    The real complication is that we have asked people to prevent crime, not investigate crime after it happened like in Boston, but we've asked them to prevent it. So you have that challenge along with balancing privacy and public safety. And I think there's a growing mood in Congress on both sides of the aisle that we have overskewed it towards public safety and away from privacy. And that is very difficult for a former prosecutor to say, but I believe it.

    And is there an opportunity to work on that when we get back? Yes. Justin's amendment almost passed. It didn't almost pass because people want to see this program go away, it almost passed because members of Congress feel they have no power over this program. So imagine how the people who send us to D.C. feel.
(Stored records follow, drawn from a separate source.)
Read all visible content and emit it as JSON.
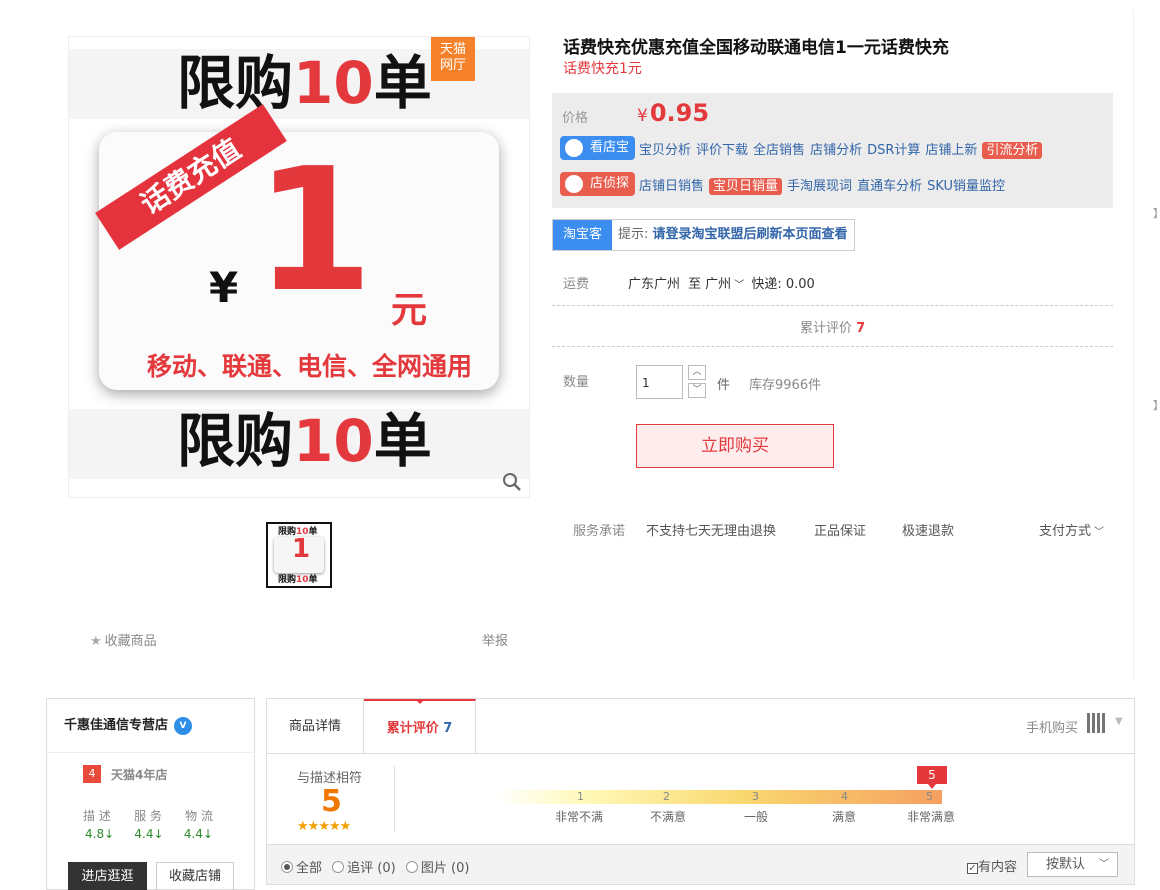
{
  "product": {
    "title": "话费快充优惠充值全国移动联通电信1一元话费快充",
    "subtitle": "话费快充1元"
  },
  "image": {
    "top_text_a": "限购",
    "top_text_num": "10",
    "top_text_b": "单",
    "tmall_line1": "天猫",
    "tmall_line2": "网厅",
    "ribbon": "话费充值",
    "currency": "¥",
    "amount": "1",
    "unit": "元",
    "carriers": "移动、联通、电信、全网通用",
    "bottom_text_a": "限购",
    "bottom_text_num": "10",
    "bottom_text_b": "单"
  },
  "actions": {
    "favorite": "收藏商品",
    "report": "举报"
  },
  "price": {
    "label": "价格",
    "symbol": "¥",
    "value": "0.95"
  },
  "tools": {
    "row1_badge": "看店宝",
    "row1_links": [
      "宝贝分析",
      "评价下载",
      "全店销售",
      "店铺分析",
      "DSR计算",
      "店铺上新"
    ],
    "row1_highlight": "引流分析",
    "row2_badge": "店侦探",
    "row2_link_a": "店铺日销售",
    "row2_highlight": "宝贝日销量",
    "row2_links": [
      "手淘展现词",
      "直通车分析",
      "SKU销量监控"
    ]
  },
  "taobaoke": {
    "tag": "淘宝客",
    "hint_prefix": "提示: ",
    "hint": "请登录淘宝联盟后刷新本页面查看"
  },
  "shipping": {
    "label": "运费",
    "from": "广东广州",
    "to_word": "至",
    "to": "广州",
    "method": "快递: 0.00"
  },
  "reviews_line": {
    "label": "累计评价",
    "count": "7"
  },
  "quantity": {
    "label": "数量",
    "value": "1",
    "unit": "件",
    "stock": "库存9966件"
  },
  "buy_label": "立即购买",
  "service": {
    "label": "服务承诺",
    "items": [
      "不支持七天无理由退换",
      "正品保证",
      "极速退款"
    ],
    "payment": "支付方式"
  },
  "shop": {
    "name": "千惠佳通信专营店",
    "years_badge": "4",
    "years_text": "天猫4年店",
    "metrics": [
      {
        "label": "描 述",
        "value": "4.8"
      },
      {
        "label": "服 务",
        "value": "4.4"
      },
      {
        "label": "物 流",
        "value": "4.4"
      }
    ],
    "enter": "进店逛逛",
    "fav": "收藏店铺"
  },
  "tabs": {
    "detail": "商品详情",
    "reviews": "累计评价",
    "reviews_count": "7",
    "mobile": "手机购买"
  },
  "rating": {
    "label": "与描述相符",
    "score": "5",
    "stars": 5,
    "marker": "5",
    "scale_nums": [
      "1",
      "2",
      "3",
      "4",
      "5"
    ],
    "scale_labels": [
      "非常不满",
      "不满意",
      "一般",
      "满意",
      "非常满意"
    ]
  },
  "filter": {
    "all": "全部",
    "append": "追评 (0)",
    "photo": "图片 (0)",
    "has_content": "有内容",
    "sort": "按默认"
  },
  "colors": {
    "accent": "#e4393c",
    "link": "#3366aa",
    "kandianbao": "#3b8df0",
    "dianzhentan": "#e85d4d",
    "up_green": "#2e8b2e"
  }
}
We don't think we have enough information, and we're supposed to. So yes, there's an opportunity to fix it...

    PERINO: Is it fair to say, then, that you don't think that what President Obama announced last week in his press conference about a new board to oversee this is going to be good enough for you?

    GOWDY: Well, he's had a board that had 14 members, and now it's down to 4. No, I'm not interested in advisory boards. And in fact, we have one. It's called Congress.

    PERINO: Right.

    GOWDY: It's called the legislative branch. If you want an advisory board, we have one. So you're going to have to just stop letting a few select people know what's going on with these intelligence programs. You're going to have to let everyone know. And if you don't, then you're going to find some of these tools are not available anymore.

    PERINO: It sounds reasonable to me. Congressman, thank you so much.